On how many lines of the data below does the word "subtitle" appear? Reply with the number only.

[Interface dataset entries]
##############################

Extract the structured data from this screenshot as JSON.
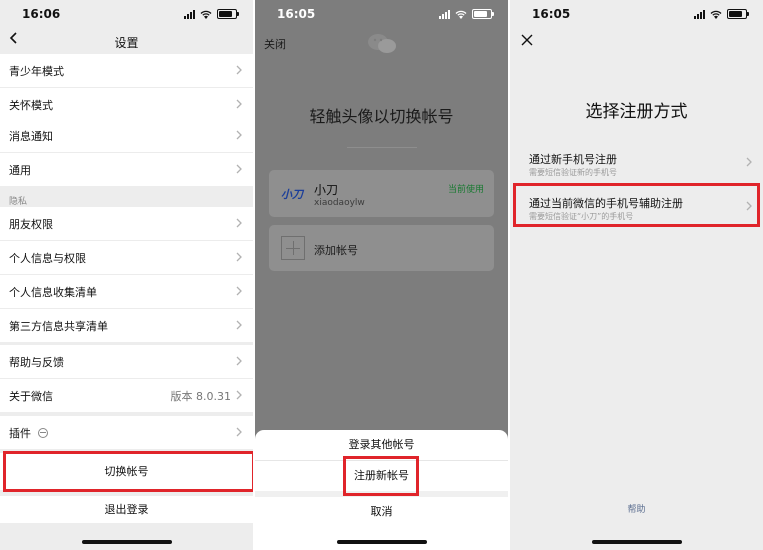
{
  "panel1": {
    "time": "16:06",
    "title": "设置",
    "group_a": [
      "青少年模式",
      "关怀模式"
    ],
    "group_b": [
      "消息通知",
      "通用"
    ],
    "privacy_label": "隐私",
    "group_c": [
      "朋友权限",
      "个人信息与权限",
      "个人信息收集清单",
      "第三方信息共享清单"
    ],
    "help": "帮助与反馈",
    "about": "关于微信",
    "version": "版本 8.0.31",
    "plugins": "插件",
    "switch_account": "切换帐号",
    "logout": "退出登录"
  },
  "panel2": {
    "time": "16:05",
    "close": "关闭",
    "heading": "轻触头像以切换帐号",
    "account": {
      "badge": "小刀",
      "name": "小刀",
      "id": "xiaodaoylw",
      "status": "当前使用"
    },
    "add_account": "添加帐号",
    "sheet": {
      "login_other": "登录其他帐号",
      "register_new": "注册新帐号",
      "cancel": "取消"
    }
  },
  "panel3": {
    "time": "16:05",
    "heading": "选择注册方式",
    "options": [
      {
        "title": "通过新手机号注册",
        "subtitle": "需要短信验证新的手机号"
      },
      {
        "title": "通过当前微信的手机号辅助注册",
        "subtitle": "需要短信验证“小刀”的手机号"
      }
    ],
    "help": "帮助"
  },
  "colors": {
    "highlight": "#e0242a",
    "in_use": "#1a7a32",
    "link": "#5a6d8f"
  }
}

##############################

> [Output for this exercise]: 2